Personal Income, Spending Rise; New Home Sales Fall

Consumer confidence, though masking some worries, rises to highest level since June

With personal income and spending, though not on homes, both up and consumer confidence on the increase, the holiday season may be brighter than anticipated.

In figures released Wednesday by the Department of Commerce, income rose 0.5%, or $57.6 billion, in October, and disposable personal income rose 0.4%, or $48.3 billion. Personal consumption also was up 0.4%, or $44 billion, although that spending apparently was not on new homes. Sales of new single-family homes, according to data from the Department of Commerce, fell a hefty 8.1% from September’s numbers. However, the margin for error on that drop is 16.1%, so the actual state of new home sales will have to wait for more precise numbers.

Or perhaps the answer to the home sales drop is in savings. Personal savings increased in October; saving as a percentage of disposable personal income was 5.7% in October, up from 5.6% in September—not much of an increase, but an increase nonetheless.

According to Ian Shepherdson, chief U.S. economist for High Frequency Economics, real spending on utilities dropped 4.8% because of warmer-than-usual weather; however, that drop “was offset by stronger spending on goods, particularly cars and other durables.” Growth in income, he added, supported the October spending, but the wage and salary increase of 0.6%, the highest since May, “looks unsustainable to us.”

In other spending, the durable goods figures released Wednesday by the Department of Commerce indicated drops in new orders, shipments, defense and non-defense spending, and increases in unfilled orders and inventory. While the numbers disappointed—Shepherdson said that the consensus expected an increase of 0.1% rather than a decrease—he pointed out that the September numbers were revised upward, “so net the data for October are nothing like as soft as they appear.”

The Thomson Reuters/University of Michigan Survey of Consumer Sentiment was the real bleak spot in this chorus of gradually improving indications, even though it too showed an increase for November, standing at 71.6 compared with October’s 67.7. However, the survey characterizes consumers’ personal finance outlook for the future as “dismal,” with only 25% of households expecting their finances to show improvement in the year to come.

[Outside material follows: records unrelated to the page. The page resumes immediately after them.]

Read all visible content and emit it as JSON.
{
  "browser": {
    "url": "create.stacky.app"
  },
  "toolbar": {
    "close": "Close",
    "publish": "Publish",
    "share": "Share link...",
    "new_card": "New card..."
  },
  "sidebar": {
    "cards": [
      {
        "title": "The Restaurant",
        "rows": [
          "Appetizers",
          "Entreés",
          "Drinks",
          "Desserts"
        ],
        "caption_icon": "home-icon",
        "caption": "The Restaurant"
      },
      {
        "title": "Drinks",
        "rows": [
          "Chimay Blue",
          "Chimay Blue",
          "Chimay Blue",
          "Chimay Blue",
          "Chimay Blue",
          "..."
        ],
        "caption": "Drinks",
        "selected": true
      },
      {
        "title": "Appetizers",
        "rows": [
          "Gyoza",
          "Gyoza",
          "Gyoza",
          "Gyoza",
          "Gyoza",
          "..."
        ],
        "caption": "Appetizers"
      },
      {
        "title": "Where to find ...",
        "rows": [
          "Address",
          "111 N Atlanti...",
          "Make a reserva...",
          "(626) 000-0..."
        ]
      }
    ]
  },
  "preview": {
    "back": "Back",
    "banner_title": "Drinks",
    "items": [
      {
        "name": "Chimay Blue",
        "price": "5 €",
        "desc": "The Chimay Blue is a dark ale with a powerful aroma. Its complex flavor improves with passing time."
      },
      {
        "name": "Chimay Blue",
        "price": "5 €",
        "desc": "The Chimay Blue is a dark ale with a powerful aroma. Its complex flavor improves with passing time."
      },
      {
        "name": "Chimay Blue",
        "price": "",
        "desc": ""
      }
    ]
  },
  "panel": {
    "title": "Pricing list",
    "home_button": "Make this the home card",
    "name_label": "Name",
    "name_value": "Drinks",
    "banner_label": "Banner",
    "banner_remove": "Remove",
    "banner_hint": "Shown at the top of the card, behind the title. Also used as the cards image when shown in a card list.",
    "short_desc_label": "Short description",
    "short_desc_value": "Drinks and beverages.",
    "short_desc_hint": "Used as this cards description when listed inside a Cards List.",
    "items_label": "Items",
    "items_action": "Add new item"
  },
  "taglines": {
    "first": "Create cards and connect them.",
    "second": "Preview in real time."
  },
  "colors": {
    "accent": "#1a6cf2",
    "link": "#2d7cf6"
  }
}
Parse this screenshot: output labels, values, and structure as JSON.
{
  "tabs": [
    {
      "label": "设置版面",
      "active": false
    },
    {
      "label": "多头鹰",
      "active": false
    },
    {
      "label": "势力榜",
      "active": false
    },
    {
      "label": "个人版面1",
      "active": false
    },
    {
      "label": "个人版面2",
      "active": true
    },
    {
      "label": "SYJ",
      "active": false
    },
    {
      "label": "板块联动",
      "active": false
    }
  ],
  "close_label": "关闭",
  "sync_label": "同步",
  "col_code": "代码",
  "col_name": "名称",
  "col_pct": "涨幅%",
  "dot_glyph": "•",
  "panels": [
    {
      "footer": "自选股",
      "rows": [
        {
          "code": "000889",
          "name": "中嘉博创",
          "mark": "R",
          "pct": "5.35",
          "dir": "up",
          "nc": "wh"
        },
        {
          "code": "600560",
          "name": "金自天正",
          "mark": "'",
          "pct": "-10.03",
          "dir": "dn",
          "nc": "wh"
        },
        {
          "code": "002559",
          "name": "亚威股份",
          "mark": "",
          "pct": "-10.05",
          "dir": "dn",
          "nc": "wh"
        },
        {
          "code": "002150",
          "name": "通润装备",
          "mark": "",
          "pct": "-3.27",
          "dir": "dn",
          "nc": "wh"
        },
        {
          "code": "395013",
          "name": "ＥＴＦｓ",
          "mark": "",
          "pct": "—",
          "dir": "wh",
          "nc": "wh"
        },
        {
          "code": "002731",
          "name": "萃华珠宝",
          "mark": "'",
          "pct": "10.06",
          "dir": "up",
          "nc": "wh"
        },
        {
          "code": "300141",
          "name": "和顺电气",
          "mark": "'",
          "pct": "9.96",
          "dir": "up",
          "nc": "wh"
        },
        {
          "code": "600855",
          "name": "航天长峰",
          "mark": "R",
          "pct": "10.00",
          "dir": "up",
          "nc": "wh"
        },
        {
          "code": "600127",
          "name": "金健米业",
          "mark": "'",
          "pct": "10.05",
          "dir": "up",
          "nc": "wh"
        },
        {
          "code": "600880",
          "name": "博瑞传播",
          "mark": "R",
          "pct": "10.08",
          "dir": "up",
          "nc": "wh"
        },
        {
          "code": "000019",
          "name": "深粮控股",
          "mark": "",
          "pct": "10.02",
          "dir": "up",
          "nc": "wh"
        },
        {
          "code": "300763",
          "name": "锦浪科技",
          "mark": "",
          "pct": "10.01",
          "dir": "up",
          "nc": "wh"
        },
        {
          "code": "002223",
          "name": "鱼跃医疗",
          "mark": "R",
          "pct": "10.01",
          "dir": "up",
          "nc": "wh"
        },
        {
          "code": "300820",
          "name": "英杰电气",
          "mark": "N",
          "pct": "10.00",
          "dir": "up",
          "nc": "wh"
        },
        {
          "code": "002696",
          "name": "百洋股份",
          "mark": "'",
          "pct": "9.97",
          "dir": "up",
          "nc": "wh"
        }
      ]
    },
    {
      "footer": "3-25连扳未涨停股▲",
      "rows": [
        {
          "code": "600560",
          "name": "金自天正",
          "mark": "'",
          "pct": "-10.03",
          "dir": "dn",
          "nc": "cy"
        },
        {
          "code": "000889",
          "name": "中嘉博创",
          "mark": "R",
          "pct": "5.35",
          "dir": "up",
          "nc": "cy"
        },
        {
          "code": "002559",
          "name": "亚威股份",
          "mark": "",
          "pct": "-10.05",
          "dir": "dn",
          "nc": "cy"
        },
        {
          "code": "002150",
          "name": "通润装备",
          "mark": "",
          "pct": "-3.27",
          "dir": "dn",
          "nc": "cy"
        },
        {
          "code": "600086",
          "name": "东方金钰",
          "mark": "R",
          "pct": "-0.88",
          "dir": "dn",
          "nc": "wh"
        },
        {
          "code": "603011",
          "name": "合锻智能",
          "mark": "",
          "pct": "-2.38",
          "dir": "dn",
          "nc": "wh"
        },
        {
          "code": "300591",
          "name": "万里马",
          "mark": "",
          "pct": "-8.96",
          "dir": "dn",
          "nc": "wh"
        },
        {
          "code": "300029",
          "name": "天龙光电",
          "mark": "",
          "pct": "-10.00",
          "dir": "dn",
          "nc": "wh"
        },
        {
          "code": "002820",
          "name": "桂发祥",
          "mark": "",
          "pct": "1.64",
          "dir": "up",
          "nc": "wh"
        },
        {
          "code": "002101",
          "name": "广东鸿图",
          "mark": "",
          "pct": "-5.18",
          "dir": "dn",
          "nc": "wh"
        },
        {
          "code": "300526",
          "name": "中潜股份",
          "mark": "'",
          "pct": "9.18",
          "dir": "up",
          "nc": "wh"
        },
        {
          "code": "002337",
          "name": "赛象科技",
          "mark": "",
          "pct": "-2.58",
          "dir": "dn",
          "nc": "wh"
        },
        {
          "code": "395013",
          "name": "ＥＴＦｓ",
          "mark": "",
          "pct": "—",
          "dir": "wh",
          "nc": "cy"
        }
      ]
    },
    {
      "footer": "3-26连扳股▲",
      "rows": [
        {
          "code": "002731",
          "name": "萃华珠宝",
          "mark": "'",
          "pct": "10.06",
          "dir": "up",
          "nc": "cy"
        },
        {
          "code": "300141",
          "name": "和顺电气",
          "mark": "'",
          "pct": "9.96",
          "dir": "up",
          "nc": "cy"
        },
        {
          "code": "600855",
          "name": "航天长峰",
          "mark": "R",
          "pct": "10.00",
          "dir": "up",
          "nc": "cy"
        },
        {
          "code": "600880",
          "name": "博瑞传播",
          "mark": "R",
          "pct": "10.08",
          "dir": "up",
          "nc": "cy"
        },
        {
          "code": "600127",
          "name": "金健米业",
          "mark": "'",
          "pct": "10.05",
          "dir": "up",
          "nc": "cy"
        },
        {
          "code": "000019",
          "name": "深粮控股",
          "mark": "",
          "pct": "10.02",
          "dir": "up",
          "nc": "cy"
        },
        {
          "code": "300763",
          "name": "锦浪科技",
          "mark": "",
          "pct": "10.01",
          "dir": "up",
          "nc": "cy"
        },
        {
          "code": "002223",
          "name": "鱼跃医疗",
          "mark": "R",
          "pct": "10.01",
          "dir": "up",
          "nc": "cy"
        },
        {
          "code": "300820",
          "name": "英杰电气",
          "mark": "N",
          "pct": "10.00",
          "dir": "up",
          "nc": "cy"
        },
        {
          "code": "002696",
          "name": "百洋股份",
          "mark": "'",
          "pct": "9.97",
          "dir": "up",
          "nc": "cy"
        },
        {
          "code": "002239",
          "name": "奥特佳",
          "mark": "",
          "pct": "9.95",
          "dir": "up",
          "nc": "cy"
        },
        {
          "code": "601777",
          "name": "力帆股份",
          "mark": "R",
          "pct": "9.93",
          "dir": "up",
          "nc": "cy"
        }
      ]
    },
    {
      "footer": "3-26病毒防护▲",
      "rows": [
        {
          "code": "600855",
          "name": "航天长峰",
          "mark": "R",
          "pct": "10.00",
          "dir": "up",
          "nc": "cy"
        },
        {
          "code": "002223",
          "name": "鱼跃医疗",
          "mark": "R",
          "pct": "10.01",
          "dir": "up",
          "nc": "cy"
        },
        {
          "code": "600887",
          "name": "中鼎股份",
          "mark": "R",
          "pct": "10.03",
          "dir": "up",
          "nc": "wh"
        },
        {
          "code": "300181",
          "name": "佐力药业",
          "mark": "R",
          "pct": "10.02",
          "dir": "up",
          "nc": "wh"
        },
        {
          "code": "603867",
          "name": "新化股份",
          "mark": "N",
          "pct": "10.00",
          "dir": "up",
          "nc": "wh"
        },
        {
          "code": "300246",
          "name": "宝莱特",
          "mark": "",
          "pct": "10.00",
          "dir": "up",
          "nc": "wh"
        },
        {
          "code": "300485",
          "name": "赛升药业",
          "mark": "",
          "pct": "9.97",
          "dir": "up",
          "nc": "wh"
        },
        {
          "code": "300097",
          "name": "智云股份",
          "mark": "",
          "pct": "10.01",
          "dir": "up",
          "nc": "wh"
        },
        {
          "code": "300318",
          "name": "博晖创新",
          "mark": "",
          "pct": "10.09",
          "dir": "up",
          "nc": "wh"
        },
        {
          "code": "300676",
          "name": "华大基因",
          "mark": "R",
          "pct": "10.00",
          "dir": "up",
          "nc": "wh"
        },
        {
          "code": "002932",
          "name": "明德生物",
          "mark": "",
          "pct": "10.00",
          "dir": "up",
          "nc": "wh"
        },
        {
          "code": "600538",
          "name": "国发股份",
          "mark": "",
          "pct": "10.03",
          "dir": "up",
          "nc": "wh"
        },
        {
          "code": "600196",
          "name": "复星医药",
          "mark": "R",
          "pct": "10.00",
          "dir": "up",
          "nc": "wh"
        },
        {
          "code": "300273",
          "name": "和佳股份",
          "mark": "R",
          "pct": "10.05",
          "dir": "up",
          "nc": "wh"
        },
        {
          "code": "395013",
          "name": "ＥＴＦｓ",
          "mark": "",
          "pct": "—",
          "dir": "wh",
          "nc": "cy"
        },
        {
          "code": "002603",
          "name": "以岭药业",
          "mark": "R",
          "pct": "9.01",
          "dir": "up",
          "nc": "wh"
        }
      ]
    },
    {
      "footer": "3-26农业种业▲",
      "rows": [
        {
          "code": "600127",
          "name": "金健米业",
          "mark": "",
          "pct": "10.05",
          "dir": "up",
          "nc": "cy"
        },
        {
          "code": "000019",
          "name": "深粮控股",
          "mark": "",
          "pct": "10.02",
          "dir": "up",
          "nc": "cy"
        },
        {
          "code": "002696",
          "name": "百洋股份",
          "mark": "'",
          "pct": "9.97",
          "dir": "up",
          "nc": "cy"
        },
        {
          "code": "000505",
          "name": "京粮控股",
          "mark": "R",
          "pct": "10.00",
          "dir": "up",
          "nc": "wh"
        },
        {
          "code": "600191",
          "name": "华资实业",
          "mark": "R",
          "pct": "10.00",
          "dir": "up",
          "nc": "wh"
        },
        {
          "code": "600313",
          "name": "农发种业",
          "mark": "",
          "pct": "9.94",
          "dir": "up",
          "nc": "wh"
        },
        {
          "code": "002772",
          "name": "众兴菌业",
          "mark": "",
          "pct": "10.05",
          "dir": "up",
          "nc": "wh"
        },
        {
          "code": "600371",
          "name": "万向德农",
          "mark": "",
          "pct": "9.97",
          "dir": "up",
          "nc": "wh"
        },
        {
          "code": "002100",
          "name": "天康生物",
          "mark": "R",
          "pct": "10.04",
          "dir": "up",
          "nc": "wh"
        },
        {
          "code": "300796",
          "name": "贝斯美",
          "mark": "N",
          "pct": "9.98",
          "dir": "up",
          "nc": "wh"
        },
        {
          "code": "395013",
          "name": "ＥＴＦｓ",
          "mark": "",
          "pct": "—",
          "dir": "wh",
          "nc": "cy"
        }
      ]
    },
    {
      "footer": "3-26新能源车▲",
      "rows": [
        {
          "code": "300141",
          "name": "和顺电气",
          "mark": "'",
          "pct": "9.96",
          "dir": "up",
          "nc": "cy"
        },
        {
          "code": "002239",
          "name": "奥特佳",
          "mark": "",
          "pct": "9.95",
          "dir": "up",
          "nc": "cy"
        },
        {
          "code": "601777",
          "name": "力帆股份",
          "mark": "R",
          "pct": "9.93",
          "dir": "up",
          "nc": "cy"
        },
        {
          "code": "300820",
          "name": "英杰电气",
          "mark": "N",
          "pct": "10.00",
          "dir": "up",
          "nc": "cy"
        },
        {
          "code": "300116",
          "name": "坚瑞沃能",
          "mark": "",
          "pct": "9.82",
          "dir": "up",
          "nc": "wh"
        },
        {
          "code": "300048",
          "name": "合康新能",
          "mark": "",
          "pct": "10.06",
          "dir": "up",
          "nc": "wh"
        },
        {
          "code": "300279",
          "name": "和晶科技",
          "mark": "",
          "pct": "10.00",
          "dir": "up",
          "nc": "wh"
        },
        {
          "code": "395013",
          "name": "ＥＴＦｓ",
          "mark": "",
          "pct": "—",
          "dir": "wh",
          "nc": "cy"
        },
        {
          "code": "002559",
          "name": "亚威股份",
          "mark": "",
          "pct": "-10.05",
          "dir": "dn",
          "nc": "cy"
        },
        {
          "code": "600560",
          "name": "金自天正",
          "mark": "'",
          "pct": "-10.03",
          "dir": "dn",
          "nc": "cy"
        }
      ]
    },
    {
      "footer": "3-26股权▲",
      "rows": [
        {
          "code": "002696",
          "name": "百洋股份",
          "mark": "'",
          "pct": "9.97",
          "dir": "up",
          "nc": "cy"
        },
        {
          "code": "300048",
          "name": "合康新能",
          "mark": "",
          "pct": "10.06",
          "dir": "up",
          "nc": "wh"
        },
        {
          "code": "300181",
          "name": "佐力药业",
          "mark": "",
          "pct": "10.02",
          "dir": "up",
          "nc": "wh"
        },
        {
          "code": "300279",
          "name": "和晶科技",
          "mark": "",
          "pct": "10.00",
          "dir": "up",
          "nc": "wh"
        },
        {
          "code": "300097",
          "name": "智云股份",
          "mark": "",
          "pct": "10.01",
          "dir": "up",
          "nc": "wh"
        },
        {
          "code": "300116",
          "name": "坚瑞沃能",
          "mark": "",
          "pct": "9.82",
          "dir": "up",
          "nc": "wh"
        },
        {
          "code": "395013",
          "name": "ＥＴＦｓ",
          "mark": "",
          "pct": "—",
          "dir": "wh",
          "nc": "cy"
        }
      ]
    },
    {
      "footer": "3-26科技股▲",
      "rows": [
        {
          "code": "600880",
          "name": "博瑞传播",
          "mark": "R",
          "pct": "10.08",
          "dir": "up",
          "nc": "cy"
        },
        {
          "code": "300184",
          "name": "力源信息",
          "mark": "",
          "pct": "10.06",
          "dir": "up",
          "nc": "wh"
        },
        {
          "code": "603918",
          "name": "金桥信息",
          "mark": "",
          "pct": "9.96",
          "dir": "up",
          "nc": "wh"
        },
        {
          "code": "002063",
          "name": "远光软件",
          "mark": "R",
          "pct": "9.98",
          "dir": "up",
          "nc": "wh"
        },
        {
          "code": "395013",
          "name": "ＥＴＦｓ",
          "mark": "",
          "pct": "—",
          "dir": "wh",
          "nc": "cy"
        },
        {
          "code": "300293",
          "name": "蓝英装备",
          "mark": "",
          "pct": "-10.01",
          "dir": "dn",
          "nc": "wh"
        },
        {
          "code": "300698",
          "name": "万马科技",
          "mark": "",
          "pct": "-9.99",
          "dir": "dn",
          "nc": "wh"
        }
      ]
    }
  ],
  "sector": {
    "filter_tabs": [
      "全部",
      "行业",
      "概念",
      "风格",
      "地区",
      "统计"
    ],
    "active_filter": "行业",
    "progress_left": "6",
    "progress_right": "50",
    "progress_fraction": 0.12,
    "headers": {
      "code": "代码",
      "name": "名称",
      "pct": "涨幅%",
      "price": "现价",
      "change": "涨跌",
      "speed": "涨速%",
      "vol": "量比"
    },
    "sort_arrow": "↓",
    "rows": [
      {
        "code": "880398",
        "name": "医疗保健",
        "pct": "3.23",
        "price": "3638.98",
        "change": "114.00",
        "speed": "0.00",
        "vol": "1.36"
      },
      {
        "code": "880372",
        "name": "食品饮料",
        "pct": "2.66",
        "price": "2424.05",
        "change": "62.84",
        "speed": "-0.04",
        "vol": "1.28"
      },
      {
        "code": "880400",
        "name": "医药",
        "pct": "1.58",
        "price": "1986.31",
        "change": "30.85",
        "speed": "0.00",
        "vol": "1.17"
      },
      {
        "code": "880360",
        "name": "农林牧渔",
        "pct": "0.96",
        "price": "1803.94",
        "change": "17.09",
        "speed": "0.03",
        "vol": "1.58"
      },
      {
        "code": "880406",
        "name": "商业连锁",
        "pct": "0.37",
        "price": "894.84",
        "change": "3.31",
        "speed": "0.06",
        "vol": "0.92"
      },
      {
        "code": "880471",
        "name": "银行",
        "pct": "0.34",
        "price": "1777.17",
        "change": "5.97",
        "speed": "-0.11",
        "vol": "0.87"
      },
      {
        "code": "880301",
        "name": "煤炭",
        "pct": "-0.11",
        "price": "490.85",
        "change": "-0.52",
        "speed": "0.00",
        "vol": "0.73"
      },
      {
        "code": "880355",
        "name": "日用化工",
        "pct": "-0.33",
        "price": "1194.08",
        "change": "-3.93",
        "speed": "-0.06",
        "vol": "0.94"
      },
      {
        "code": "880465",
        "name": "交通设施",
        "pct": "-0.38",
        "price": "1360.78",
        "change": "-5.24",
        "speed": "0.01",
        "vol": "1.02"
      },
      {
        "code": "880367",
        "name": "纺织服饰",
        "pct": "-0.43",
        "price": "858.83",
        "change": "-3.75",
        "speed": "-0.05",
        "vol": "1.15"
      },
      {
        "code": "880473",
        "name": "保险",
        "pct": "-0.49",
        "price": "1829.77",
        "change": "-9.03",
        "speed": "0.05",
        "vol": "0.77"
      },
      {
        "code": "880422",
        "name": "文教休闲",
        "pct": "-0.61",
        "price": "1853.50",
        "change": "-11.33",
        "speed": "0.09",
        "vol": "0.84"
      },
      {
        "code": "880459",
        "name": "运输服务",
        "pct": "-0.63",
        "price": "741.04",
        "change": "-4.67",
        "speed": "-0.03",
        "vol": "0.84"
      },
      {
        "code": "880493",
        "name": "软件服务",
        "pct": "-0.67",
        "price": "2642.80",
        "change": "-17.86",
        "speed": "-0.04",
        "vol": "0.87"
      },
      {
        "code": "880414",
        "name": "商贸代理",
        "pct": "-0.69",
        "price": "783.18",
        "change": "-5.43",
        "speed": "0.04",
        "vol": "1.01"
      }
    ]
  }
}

The survey also indicated that “[n]early twice as many consumers reported that their finances had worsened rather than improved during the past year, with one in three reporting declines in household income.” Richard Curtin, Survey of Consumers chief economist, said in a statement, “While consumers clearly believe that the recovery has gained some traction, most still think that the economic gains will be too small to improve their own job and income position anytime soon.”

Robert Dye, senior economist at PNC Economics Division, characterized the data in a report as “early positive signals of a transition to a self-sustaining expansion.”

Page 1 of 2
Single page view Reprints Discuss this story
This is where the comments go.